100W is the max I'd recommend in a tube head for guitar, and 30-40W will likely be heaps. For a solidstate head, maybe 200W (max) as you usually don't want it to go into hard clipping because it sounds awful. With SS you'll need to get any distortion reqd from a pedal, tube preamp and the speakers overdriving/breaking up rather than the poweramp's contribution. May need a compressor pedal too, depending on what sound you're after.

Go and play as many amps as you can to get an idea what you need, as power and tone in guitar amps can be two entirely seperate things.
  Reply With Quote
Old 11th October 2005, 08:59 PM   #5
Byrd is offline Byrd  South Africa
diyAudio Member
Join Date: Dec 2003
Location: Cape Town, South Africa
Send a message via MSN to Byrd
Just a fact to note in terms of "Loudness" - 60 Watts into 8 (One tenth of 600 Watts) will be 1/2 the loudness of 600 Watts into 8

Or to put it another way - To double the loudness of an amplifier, you will need to increase wattage by a factor of 10.

Any wattage above 100 Watts "SHOULD" be fine - however the best way to make this decision is to remember the first fact mentioned (2 times loudness = 10 times power) while looking at prices of heads.

The more power the better as long as you get value for money in terms of loudness.

I wouldn't worry too much about clipping as usualy only tweeters are affected by this distoriton.
Ross Saunders
  Reply With Quote
Old 12th October 2005, 04:11 PM   #6
AndrewT is offline AndrewT  Scotland
Join Date: Jul 2004
Location: Scottish Borders
is a head something to do with a guitar amp?
Let's assume it is.
Guitar speakers are generally fairly efficient with an spl of between 95db/W and 100db/W.
At this level of output in an appropriately sized cabinets (for PA work) it is capable of 115db at 1m when driven at 100W. This is loud.
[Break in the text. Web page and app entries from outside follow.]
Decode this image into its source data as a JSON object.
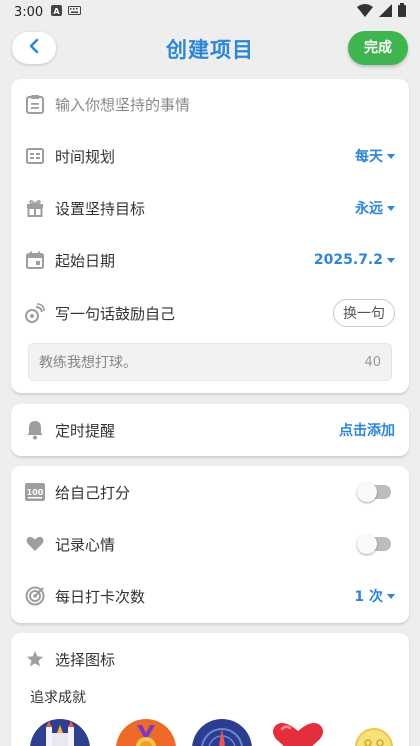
{
  "status_bar": {
    "time": "3:00"
  },
  "header": {
    "title": "创建项目",
    "done_label": "完成"
  },
  "form": {
    "goal_placeholder": "输入你想坚持的事情",
    "schedule": {
      "label": "时间规划",
      "value": "每天"
    },
    "target": {
      "label": "设置坚持目标",
      "value": "永远"
    },
    "start_date": {
      "label": "起始日期",
      "value": "2025.7.2"
    },
    "motto": {
      "label": "写一句话鼓励自己",
      "swap_label": "换一句",
      "value": "教练我想打球。",
      "count": "40"
    }
  },
  "reminder": {
    "label": "定时提醒",
    "action": "点击添加"
  },
  "options": {
    "score": {
      "label": "给自己打分"
    },
    "mood": {
      "label": "记录心情"
    },
    "daily_checkins": {
      "label": "每日打卡次数",
      "value": "1 次"
    }
  },
  "icons": {
    "label": "选择图标",
    "category": "追求成就",
    "items": [
      "castle-icon",
      "medal-icon",
      "compass-icon",
      "heart-icon",
      "smiley-icon"
    ]
  },
  "colors": {
    "accent": "#2d86d6",
    "done_green": "#3fb54f",
    "background": "#eeeeee"
  }
}
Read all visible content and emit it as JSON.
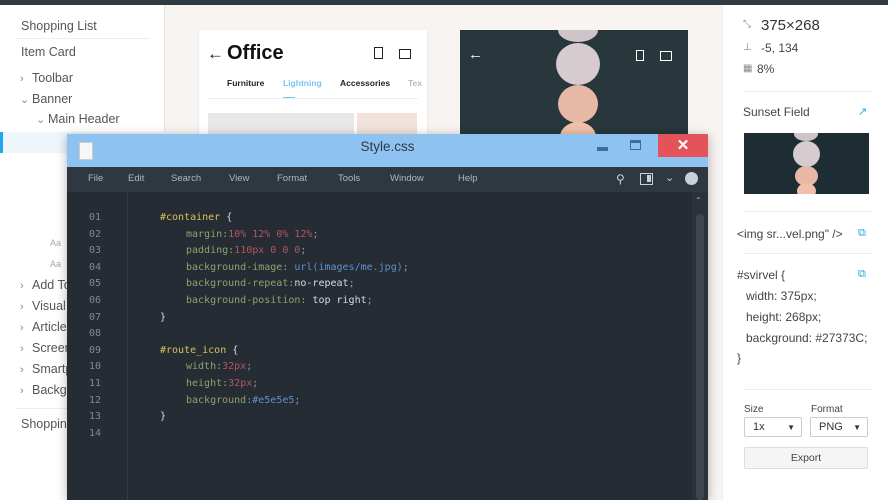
{
  "sidebar": {
    "items": [
      "Shopping List",
      "Item Card",
      "Toolbar",
      "Banner",
      "Main Header",
      "Add To",
      "Visual",
      "Article",
      "Screen",
      "Smartp",
      "Backg",
      "Shopping"
    ],
    "aa": [
      "Aa",
      "Aa"
    ]
  },
  "card": {
    "title": "Office",
    "tabs": [
      "Furniture",
      "Lightning",
      "Accessories",
      "Tex"
    ]
  },
  "editor": {
    "title": "Style.css",
    "menu": [
      "File",
      "Edit",
      "Search",
      "View",
      "Format",
      "Tools",
      "Window",
      "Help"
    ],
    "lines": [
      "01",
      "02",
      "03",
      "04",
      "05",
      "06",
      "07",
      "08",
      "09",
      "10",
      "11",
      "12",
      "13",
      "14"
    ]
  },
  "right": {
    "size": "375×268",
    "position": "-5, 134",
    "opacity": "8%",
    "asset_name": "Sunset Field",
    "img_tag": "<img sr...vel.png\" />",
    "css": [
      "#svirvel {",
      "width: 375px;",
      "height: 268px;",
      "background: #27373C;",
      "}"
    ],
    "size_label": "Size",
    "size_value": "1x",
    "format_label": "Format",
    "format_value": "PNG",
    "export": "Export"
  },
  "colors": {
    "accent": "#1ea7f0",
    "titlebar": "#8dc2f1",
    "close": "#e5535a"
  }
}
It will completely drown out your voice.
The very big numbers of watts are more appropriate to wideband speakers that need big volts to drive low frequencies into speakers of much lower efficiency, often between 82db/W and 90db/W
I would tend to agree that smaller venues will work with 30W to 100W with a true PA speaker.
regards Andrew T.
  Reply With Quote


ohms and wattsHide this!Advertise here!
Thread Tools Search this Thread
Search this Thread:
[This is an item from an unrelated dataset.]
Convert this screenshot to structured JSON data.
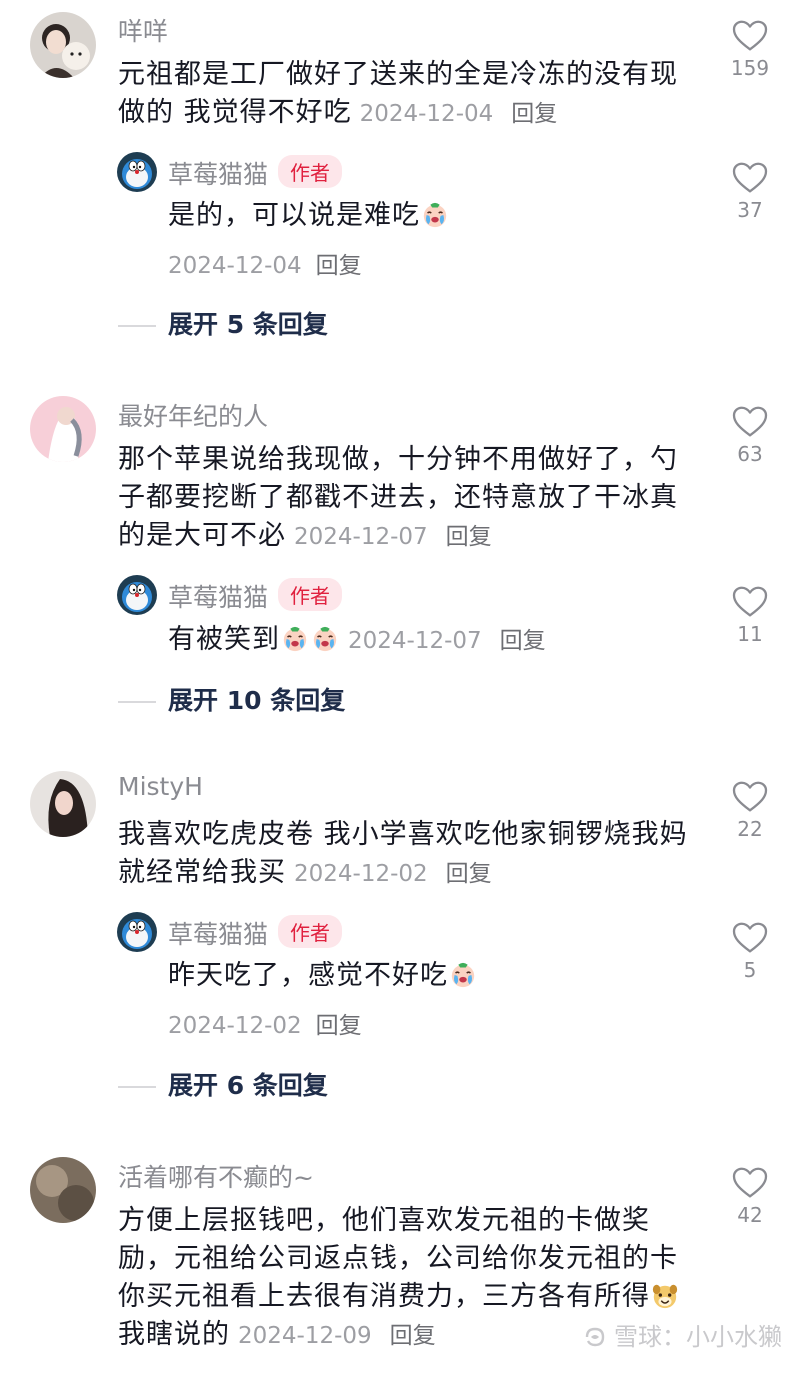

Advanced Search

Posting Rules
You may not post new threads
You may not post replies
You may not post attachments
You may not edit your posts

BB code is On
Smilies are On
[IMG] code is On
HTML code is Off

Forum Jump

Similar Threads
Thread Thread Starter Forum Replies Last Post
1500 Watts RMS - 2 Ohms, to come soon destroyer X Solid State 30 23rd March 2014 02:38 PM
382 watts into 8 ohms @ +-68 volts Samuel Jayaraj Solid State 14 11th August 2002 07:18 AM

New To Site? Need Help?

All times are GMT. The time now is 03:50 AM.

Search Engine Optimisation provided by DragonByte SEO (Pro) - vBulletin Mods & Addons Copyright © 2018 DragonByte Technologies Ltd.
Resources saved on this page: MySQL 16.67%
vBulletin Optimisation provided by vB Optimise (Pro) - vBulletin Mods & Addons Copyright © 2018 DragonByte Technologies Ltd.
Copyright ©1999-2018 diyAudio